One Michigan lawmakers wants to end the practice of SLAPP lawsuits - those are lawsuits filed specifically to harass or intimidate a defendant.

Strategic lawsuits against public participation, or SLAPP lawsuits, are suits specifically filed as a way to silence critics.

Democratice State Representative Kara Hope sponsored legislation prohibiting them. She said these kinds of lawsuits typically feature an imbalance in power and resources - for instance when a large company sues an individual.

“It’s basically a contest of who has the most money, who can afford legal representation, who can bide their time in the court system and wait the other party out.”

Hope cited a 2010 case where a Western Michigan University student was sued for $750-thousand after creating a Facebook group complaining about a local towing company.

“He was legally parked, he had a permit to park where he was and he criticized the towing company and they sued him,” she said. “He didn’t defame the towing company but he still had to try and defend himself in court.”

According to the Reporters Committee for the Freedom of the Press, which tracks anti-SLAPP laws, roughly 30 states have some kind of anti-SLAPP law on the books.

Representative Hope said the goal of her legislation is to protect free speech, and to make it harder to bring SLAPP lawsuits.

“It would give the court a chance to look at the case and make the plaintiff, the party bringing the lawsuit, demonstrate they have a legitimate case and aren’t just trying to silence critics.”

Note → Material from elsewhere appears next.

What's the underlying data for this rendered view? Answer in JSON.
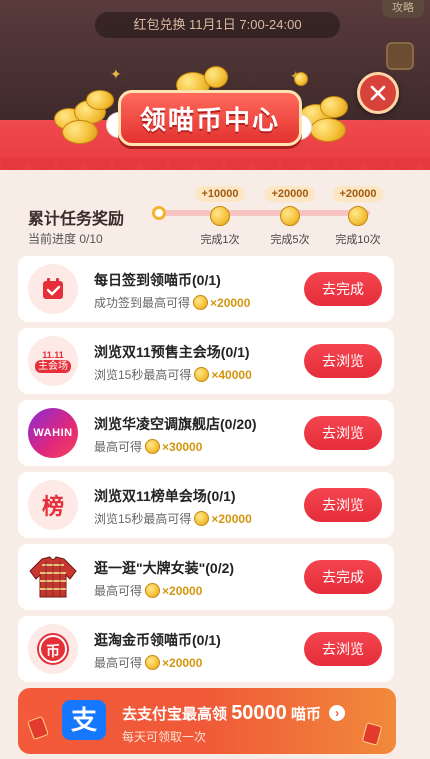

If a court finds that a case does not have a basis to move forward, defendants can be awarded up to three times the amount of cost of defending themselves against the lawsuit, including reasonable attorney fees and other expenses.